Republican Representative Jim Jordan of Ohio took to Twitter to disclose the findings, stating that the emails reveal direct pressure from the White House on Amazon to censor books expressing views contrary to those endorsed by the administration. One email, albeit redacted, explicitly poses the question of whether the administration requested the removal of certain books, to which the answer was affirmative.

National Review highlights the successful efforts of the Biden administration in persuading Amazon to limit the visibility of titles skeptical of vaccine efficacy. White House senior adviser for Covid-19 response, Andrew Slavitt, expressed concerns about Amazon’s role in propagating what he termed as “misinformation” regarding vaccines. His emails illustrate a push for action to address what he perceived as a proliferation of dissenting views.
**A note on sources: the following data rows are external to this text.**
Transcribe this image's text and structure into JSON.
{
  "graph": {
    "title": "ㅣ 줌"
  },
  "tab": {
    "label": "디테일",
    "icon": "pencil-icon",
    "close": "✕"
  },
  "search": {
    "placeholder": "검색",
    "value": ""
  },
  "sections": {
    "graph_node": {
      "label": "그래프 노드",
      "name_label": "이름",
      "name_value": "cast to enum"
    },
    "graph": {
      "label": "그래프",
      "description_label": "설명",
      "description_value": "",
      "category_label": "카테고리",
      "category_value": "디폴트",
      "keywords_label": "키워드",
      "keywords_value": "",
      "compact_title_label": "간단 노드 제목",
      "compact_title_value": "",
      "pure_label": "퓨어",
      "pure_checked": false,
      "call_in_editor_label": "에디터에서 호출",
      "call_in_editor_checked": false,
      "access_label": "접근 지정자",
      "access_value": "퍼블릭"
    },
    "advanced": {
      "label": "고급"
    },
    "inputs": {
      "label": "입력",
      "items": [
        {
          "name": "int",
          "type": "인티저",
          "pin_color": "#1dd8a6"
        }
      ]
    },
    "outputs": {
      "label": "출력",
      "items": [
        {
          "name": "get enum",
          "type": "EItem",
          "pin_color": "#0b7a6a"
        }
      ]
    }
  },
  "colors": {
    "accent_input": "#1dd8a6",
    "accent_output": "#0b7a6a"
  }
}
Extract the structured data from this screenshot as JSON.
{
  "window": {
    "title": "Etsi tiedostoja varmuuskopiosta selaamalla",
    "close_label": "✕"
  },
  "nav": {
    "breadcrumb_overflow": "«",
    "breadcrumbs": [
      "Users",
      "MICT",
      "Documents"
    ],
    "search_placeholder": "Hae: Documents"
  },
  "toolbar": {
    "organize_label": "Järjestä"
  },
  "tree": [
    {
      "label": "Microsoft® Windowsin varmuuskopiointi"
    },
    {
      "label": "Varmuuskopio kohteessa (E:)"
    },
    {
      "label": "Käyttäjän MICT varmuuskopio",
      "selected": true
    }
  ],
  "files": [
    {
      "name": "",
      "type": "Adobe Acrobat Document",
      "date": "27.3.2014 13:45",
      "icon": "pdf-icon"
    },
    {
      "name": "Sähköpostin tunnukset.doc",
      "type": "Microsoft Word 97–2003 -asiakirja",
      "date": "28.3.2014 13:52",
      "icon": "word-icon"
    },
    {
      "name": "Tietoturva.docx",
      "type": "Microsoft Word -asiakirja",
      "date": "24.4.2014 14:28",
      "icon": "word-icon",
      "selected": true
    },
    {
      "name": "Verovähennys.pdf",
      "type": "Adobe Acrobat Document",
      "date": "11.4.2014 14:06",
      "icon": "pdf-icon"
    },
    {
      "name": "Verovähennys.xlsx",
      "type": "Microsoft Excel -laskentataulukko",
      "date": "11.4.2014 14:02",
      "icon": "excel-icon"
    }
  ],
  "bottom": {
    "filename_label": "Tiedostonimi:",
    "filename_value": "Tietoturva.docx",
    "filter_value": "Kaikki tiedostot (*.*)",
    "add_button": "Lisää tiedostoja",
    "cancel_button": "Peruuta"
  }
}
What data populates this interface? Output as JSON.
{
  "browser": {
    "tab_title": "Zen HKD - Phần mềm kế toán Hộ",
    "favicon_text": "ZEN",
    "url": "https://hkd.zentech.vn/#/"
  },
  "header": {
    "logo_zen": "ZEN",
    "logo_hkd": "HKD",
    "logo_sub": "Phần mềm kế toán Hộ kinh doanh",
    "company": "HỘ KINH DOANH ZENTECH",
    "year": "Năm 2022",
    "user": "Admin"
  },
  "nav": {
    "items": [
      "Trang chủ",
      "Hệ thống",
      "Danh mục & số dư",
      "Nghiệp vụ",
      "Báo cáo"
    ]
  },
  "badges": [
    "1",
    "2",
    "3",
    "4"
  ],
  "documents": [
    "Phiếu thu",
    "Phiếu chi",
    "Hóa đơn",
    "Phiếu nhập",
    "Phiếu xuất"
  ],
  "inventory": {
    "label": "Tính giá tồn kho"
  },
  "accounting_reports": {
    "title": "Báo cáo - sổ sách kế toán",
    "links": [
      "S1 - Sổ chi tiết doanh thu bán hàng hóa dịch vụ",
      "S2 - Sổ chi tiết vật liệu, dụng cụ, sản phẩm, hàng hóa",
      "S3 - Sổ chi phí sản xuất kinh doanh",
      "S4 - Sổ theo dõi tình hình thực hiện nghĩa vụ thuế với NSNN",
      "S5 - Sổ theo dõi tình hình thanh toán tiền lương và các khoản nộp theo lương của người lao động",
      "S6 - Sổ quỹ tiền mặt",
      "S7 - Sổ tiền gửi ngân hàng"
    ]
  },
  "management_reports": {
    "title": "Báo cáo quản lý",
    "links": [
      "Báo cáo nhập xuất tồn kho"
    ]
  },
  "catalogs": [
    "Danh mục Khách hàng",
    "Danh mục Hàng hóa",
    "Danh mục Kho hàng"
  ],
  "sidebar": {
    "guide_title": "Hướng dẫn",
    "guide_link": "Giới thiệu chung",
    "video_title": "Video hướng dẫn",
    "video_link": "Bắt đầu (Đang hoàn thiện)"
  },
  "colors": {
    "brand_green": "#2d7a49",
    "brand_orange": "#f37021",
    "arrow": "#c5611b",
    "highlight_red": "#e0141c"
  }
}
In response to Slavitt’s inquiries, Amazon initially hesitated to take overt action, fearing backlash from conservative media outlets. The company’s internal deliberations reflect a concern for public perception and the potential amplification of the issue if intervention were too conspicuous.

Despite initially refraining from manual intervention, Amazon eventually succumbed to pressure, engaging in discussions with White House officials. The company’s internal documents reveal deliberations on whether the administration sought outright book bans or alterations to search results. Amazon’s stance, as expressed in their meeting with the White House, emphasized the provision of diverse viewpoints and the distinction between online retail and social media platforms.

 

 

Continue Reading

Trending